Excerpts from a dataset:
******************************

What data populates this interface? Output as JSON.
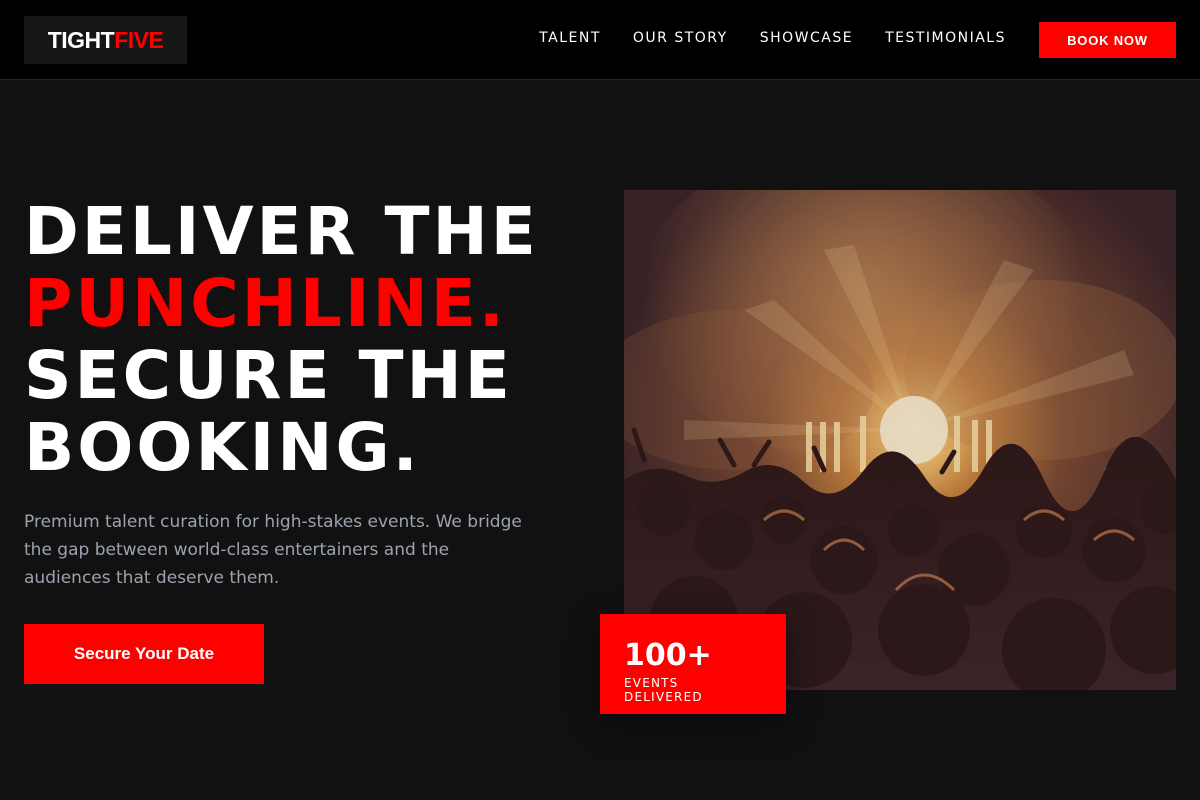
{
  "brand": {
    "logo_part1": "TIGHT",
    "logo_part2": "FIVE"
  },
  "nav": {
    "items": [
      {
        "label": "TALENT"
      },
      {
        "label": "OUR STORY"
      },
      {
        "label": "SHOWCASE"
      },
      {
        "label": "TESTIMONIALS"
      }
    ],
    "cta_label": "BOOK NOW"
  },
  "hero": {
    "line1": "DELIVER THE",
    "line2": "PUNCHLINE.",
    "line3": "SECURE THE",
    "line4": "BOOKING.",
    "description": "Premium talent curation for high-stakes events. We bridge the gap between world-class entertainers and the audiences that deserve them.",
    "cta_label": "Secure Your Date"
  },
  "stat": {
    "value": "100+",
    "label": "EVENTS DELIVERED"
  },
  "colors": {
    "accent": "#ff0000",
    "background": "#111111",
    "header": "#000000",
    "muted_text": "#9ca3af"
  }
}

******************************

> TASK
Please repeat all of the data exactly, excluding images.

> RESULT OF THIS TASK
What data populates this interface? Output as JSON.
{
  "brand": {
    "logo_part1": "TIGHT",
    "logo_part2": "FIVE"
  },
  "nav": {
    "items": [
      {
        "label": "TALENT"
      },
      {
        "label": "OUR STORY"
      },
      {
        "label": "SHOWCASE"
      },
      {
        "label": "TESTIMONIALS"
      }
    ],
    "cta_label": "BOOK NOW"
  },
  "hero": {
    "line1": "DELIVER THE",
    "line2": "PUNCHLINE.",
    "line3": "SECURE THE",
    "line4": "BOOKING.",
    "description": "Premium talent curation for high-stakes events. We bridge the gap between world-class entertainers and the audiences that deserve them.",
    "cta_label": "Secure Your Date"
  },
  "stat": {
    "value": "100+",
    "label": "EVENTS DELIVERED"
  },
  "colors": {
    "accent": "#ff0000",
    "background": "#111111",
    "header": "#000000",
    "muted_text": "#9ca3af"
  }
}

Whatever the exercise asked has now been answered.